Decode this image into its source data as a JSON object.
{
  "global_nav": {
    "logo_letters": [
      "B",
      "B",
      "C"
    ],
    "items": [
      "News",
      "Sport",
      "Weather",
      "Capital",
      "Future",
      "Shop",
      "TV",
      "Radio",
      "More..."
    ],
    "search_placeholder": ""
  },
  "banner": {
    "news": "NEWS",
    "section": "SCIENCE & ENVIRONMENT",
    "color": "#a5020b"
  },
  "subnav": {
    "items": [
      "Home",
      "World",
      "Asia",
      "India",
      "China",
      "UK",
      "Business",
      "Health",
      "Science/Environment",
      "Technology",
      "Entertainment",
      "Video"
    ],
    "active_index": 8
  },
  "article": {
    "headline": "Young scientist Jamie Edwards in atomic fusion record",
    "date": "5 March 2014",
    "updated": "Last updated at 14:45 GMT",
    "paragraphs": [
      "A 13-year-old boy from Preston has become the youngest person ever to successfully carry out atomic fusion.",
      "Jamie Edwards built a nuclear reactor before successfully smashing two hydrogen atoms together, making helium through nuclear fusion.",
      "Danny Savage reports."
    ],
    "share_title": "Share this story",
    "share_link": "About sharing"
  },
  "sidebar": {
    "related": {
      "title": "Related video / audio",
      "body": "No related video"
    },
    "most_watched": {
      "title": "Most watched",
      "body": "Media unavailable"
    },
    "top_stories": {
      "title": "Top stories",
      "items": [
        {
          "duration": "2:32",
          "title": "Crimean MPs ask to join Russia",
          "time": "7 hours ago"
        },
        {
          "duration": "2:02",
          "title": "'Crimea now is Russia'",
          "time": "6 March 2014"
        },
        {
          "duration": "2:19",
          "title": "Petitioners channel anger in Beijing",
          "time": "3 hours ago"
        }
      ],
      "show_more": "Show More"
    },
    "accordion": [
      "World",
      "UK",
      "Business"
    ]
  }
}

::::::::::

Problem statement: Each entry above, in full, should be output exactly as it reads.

Written reply:
Decode this image into its source data as a JSON object.
{
  "global_nav": {
    "logo_letters": [
      "B",
      "B",
      "C"
    ],
    "items": [
      "News",
      "Sport",
      "Weather",
      "Capital",
      "Future",
      "Shop",
      "TV",
      "Radio",
      "More..."
    ],
    "search_placeholder": ""
  },
  "banner": {
    "news": "NEWS",
    "section": "SCIENCE & ENVIRONMENT",
    "color": "#a5020b"
  },
  "subnav": {
    "items": [
      "Home",
      "World",
      "Asia",
      "India",
      "China",
      "UK",
      "Business",
      "Health",
      "Science/Environment",
      "Technology",
      "Entertainment",
      "Video"
    ],
    "active_index": 8
  },
  "article": {
    "headline": "Young scientist Jamie Edwards in atomic fusion record",
    "date": "5 March 2014",
    "updated": "Last updated at 14:45 GMT",
    "paragraphs": [
      "A 13-year-old boy from Preston has become the youngest person ever to successfully carry out atomic fusion.",
      "Jamie Edwards built a nuclear reactor before successfully smashing two hydrogen atoms together, making helium through nuclear fusion.",
      "Danny Savage reports."
    ],
    "share_title": "Share this story",
    "share_link": "About sharing"
  },
  "sidebar": {
    "related": {
      "title": "Related video / audio",
      "body": "No related video"
    },
    "most_watched": {
      "title": "Most watched",
      "body": "Media unavailable"
    },
    "top_stories": {
      "title": "Top stories",
      "items": [
        {
          "duration": "2:32",
          "title": "Crimean MPs ask to join Russia",
          "time": "7 hours ago"
        },
        {
          "duration": "2:02",
          "title": "'Crimea now is Russia'",
          "time": "6 March 2014"
        },
        {
          "duration": "2:19",
          "title": "Petitioners channel anger in Beijing",
          "time": "3 hours ago"
        }
      ],
      "show_more": "Show More"
    },
    "accordion": [
      "World",
      "UK",
      "Business"
    ]
  }
}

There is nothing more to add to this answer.